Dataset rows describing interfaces
[Start of Attachment]

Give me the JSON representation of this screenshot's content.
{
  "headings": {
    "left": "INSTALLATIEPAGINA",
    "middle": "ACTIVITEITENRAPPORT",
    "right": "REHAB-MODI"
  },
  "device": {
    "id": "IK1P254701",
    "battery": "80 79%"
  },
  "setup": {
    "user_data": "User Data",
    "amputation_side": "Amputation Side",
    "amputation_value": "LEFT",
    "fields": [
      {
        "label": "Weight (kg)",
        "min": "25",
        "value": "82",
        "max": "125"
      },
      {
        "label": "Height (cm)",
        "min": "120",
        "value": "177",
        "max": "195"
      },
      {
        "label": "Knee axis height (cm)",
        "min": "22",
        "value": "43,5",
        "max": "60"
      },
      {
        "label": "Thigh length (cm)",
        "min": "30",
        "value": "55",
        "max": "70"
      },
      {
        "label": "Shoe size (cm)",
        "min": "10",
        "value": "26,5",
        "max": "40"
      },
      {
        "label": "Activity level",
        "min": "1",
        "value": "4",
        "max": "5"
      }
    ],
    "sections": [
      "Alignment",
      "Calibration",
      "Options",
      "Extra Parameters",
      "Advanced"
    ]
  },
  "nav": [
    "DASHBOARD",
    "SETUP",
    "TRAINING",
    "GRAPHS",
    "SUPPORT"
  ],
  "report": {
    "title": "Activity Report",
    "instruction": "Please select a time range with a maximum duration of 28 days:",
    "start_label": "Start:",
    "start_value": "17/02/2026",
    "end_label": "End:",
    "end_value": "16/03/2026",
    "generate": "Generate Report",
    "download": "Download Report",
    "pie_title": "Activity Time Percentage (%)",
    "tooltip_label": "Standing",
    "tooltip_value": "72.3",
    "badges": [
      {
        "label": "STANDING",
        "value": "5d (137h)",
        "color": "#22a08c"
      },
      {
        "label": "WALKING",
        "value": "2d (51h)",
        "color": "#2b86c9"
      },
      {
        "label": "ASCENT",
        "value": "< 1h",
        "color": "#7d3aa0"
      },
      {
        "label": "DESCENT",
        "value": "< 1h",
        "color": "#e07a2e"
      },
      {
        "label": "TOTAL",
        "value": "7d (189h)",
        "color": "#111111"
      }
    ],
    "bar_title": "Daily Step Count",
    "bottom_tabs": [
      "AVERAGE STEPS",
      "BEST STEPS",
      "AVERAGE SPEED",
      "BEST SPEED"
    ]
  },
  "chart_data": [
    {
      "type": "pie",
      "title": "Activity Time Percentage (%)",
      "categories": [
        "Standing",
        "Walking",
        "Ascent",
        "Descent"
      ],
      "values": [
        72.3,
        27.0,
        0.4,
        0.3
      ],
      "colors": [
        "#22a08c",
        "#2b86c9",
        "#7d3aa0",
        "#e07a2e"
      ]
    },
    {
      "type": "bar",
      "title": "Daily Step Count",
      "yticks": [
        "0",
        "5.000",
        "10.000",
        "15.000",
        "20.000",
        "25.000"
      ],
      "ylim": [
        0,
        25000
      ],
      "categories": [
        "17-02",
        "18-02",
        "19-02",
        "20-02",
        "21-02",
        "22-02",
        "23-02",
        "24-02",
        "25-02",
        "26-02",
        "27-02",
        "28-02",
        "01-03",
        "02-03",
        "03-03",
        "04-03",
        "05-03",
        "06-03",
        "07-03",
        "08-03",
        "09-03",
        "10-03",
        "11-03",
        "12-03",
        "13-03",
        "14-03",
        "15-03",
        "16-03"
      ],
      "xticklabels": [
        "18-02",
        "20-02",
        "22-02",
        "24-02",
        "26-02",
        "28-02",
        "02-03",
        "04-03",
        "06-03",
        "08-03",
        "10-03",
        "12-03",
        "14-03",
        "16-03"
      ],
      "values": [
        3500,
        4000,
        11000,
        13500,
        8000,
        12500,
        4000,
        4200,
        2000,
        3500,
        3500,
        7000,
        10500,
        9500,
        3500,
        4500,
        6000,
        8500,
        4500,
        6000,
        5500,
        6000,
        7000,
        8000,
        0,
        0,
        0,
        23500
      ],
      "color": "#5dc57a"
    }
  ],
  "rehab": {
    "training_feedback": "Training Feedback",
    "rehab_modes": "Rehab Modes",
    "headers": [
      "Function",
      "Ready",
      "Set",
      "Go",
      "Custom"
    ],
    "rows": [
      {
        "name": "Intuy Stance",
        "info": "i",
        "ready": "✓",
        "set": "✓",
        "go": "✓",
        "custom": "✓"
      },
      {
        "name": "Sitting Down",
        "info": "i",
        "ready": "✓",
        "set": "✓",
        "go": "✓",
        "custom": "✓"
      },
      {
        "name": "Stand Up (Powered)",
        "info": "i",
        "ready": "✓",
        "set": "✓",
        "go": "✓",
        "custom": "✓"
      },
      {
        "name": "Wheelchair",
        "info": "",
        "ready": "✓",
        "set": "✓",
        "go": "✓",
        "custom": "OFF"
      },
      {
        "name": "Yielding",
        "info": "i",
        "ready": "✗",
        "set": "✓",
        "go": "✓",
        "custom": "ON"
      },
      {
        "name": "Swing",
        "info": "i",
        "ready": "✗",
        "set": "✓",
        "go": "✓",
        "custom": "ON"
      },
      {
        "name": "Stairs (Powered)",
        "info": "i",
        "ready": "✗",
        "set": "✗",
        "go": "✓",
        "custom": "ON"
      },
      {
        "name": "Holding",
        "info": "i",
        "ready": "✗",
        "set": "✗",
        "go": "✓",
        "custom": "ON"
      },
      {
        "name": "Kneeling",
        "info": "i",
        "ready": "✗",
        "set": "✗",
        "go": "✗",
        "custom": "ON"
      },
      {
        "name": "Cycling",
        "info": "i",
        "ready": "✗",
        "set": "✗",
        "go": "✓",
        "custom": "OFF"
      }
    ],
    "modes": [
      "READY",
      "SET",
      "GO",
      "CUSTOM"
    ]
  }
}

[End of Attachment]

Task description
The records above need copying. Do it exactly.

Result for this exercise
Give me the JSON representation of this screenshot's content.
{
  "headings": {
    "left": "INSTALLATIEPAGINA",
    "middle": "ACTIVITEITENRAPPORT",
    "right": "REHAB-MODI"
  },
  "device": {
    "id": "IK1P254701",
    "battery": "80 79%"
  },
  "setup": {
    "user_data": "User Data",
    "amputation_side": "Amputation Side",
    "amputation_value": "LEFT",
    "fields": [
      {
        "label": "Weight (kg)",
        "min": "25",
        "value": "82",
        "max": "125"
      },
      {
        "label": "Height (cm)",
        "min": "120",
        "value": "177",
        "max": "195"
      },
      {
        "label": "Knee axis height (cm)",
        "min": "22",
        "value": "43,5",
        "max": "60"
      },
      {
        "label": "Thigh length (cm)",
        "min": "30",
        "value": "55",
        "max": "70"
      },
      {
        "label": "Shoe size (cm)",
        "min": "10",
        "value": "26,5",
        "max": "40"
      },
      {
        "label": "Activity level",
        "min": "1",
        "value": "4",
        "max": "5"
      }
    ],
    "sections": [
      "Alignment",
      "Calibration",
      "Options",
      "Extra Parameters",
      "Advanced"
    ]
  },
  "nav": [
    "DASHBOARD",
    "SETUP",
    "TRAINING",
    "GRAPHS",
    "SUPPORT"
  ],
  "report": {
    "title": "Activity Report",
    "instruction": "Please select a time range with a maximum duration of 28 days:",
    "start_label": "Start:",
    "start_value": "17/02/2026",
    "end_label": "End:",
    "end_value": "16/03/2026",
    "generate": "Generate Report",
    "download": "Download Report",
    "pie_title": "Activity Time Percentage (%)",
    "tooltip_label": "Standing",
    "tooltip_value": "72.3",
    "badges": [
      {
        "label": "STANDING",
        "value": "5d (137h)",
        "color": "#22a08c"
      },
      {
        "label": "WALKING",
        "value": "2d (51h)",
        "color": "#2b86c9"
      },
      {
        "label": "ASCENT",
        "value": "< 1h",
        "color": "#7d3aa0"
      },
      {
        "label": "DESCENT",
        "value": "< 1h",
        "color": "#e07a2e"
      },
      {
        "label": "TOTAL",
        "value": "7d (189h)",
        "color": "#111111"
      }
    ],
    "bar_title": "Daily Step Count",
    "bottom_tabs": [
      "AVERAGE STEPS",
      "BEST STEPS",
      "AVERAGE SPEED",
      "BEST SPEED"
    ]
  },
  "chart_data": [
    {
      "type": "pie",
      "title": "Activity Time Percentage (%)",
      "categories": [
        "Standing",
        "Walking",
        "Ascent",
        "Descent"
      ],
      "values": [
        72.3,
        27.0,
        0.4,
        0.3
      ],
      "colors": [
        "#22a08c",
        "#2b86c9",
        "#7d3aa0",
        "#e07a2e"
      ]
    },
    {
      "type": "bar",
      "title": "Daily Step Count",
      "yticks": [
        "0",
        "5.000",
        "10.000",
        "15.000",
        "20.000",
        "25.000"
      ],
      "ylim": [
        0,
        25000
      ],
      "categories": [
        "17-02",
        "18-02",
        "19-02",
        "20-02",
        "21-02",
        "22-02",
        "23-02",
        "24-02",
        "25-02",
        "26-02",
        "27-02",
        "28-02",
        "01-03",
        "02-03",
        "03-03",
        "04-03",
        "05-03",
        "06-03",
        "07-03",
        "08-03",
        "09-03",
        "10-03",
        "11-03",
        "12-03",
        "13-03",
        "14-03",
        "15-03",
        "16-03"
      ],
      "xticklabels": [
        "18-02",
        "20-02",
        "22-02",
        "24-02",
        "26-02",
        "28-02",
        "02-03",
        "04-03",
        "06-03",
        "08-03",
        "10-03",
        "12-03",
        "14-03",
        "16-03"
      ],
      "values": [
        3500,
        4000,
        11000,
        13500,
        8000,
        12500,
        4000,
        4200,
        2000,
        3500,
        3500,
        7000,
        10500,
        9500,
        3500,
        4500,
        6000,
        8500,
        4500,
        6000,
        5500,
        6000,
        7000,
        8000,
        0,
        0,
        0,
        23500
      ],
      "color": "#5dc57a"
    }
  ],
  "rehab": {
    "training_feedback": "Training Feedback",
    "rehab_modes": "Rehab Modes",
    "headers": [
      "Function",
      "Ready",
      "Set",
      "Go",
      "Custom"
    ],
    "rows": [
      {
        "name": "Intuy Stance",
        "info": "i",
        "ready": "✓",
        "set": "✓",
        "go": "✓",
        "custom": "✓"
      },
      {
        "name": "Sitting Down",
        "info": "i",
        "ready": "✓",
        "set": "✓",
        "go": "✓",
        "custom": "✓"
      },
      {
        "name": "Stand Up (Powered)",
        "info": "i",
        "ready": "✓",
        "set": "✓",
        "go": "✓",
        "custom": "✓"
      },
      {
        "name": "Wheelchair",
        "info": "",
        "ready": "✓",
        "set": "✓",
        "go": "✓",
        "custom": "OFF"
      },
      {
        "name": "Yielding",
        "info": "i",
        "ready": "✗",
        "set": "✓",
        "go": "✓",
        "custom": "ON"
      },
      {
        "name": "Swing",
        "info": "i",
        "ready": "✗",
        "set": "✓",
        "go": "✓",
        "custom": "ON"
      },
      {
        "name": "Stairs (Powered)",
        "info": "i",
        "ready": "✗",
        "set": "✗",
        "go": "✓",
        "custom": "ON"
      },
      {
        "name": "Holding",
        "info": "i",
        "ready": "✗",
        "set": "✗",
        "go": "✓",
        "custom": "ON"
      },
      {
        "name": "Kneeling",
        "info": "i",
        "ready": "✗",
        "set": "✗",
        "go": "✗",
        "custom": "ON"
      },
      {
        "name": "Cycling",
        "info": "i",
        "ready": "✗",
        "set": "✗",
        "go": "✓",
        "custom": "OFF"
      }
    ],
    "modes": [
      "READY",
      "SET",
      "GO",
      "CUSTOM"
    ]
  }
}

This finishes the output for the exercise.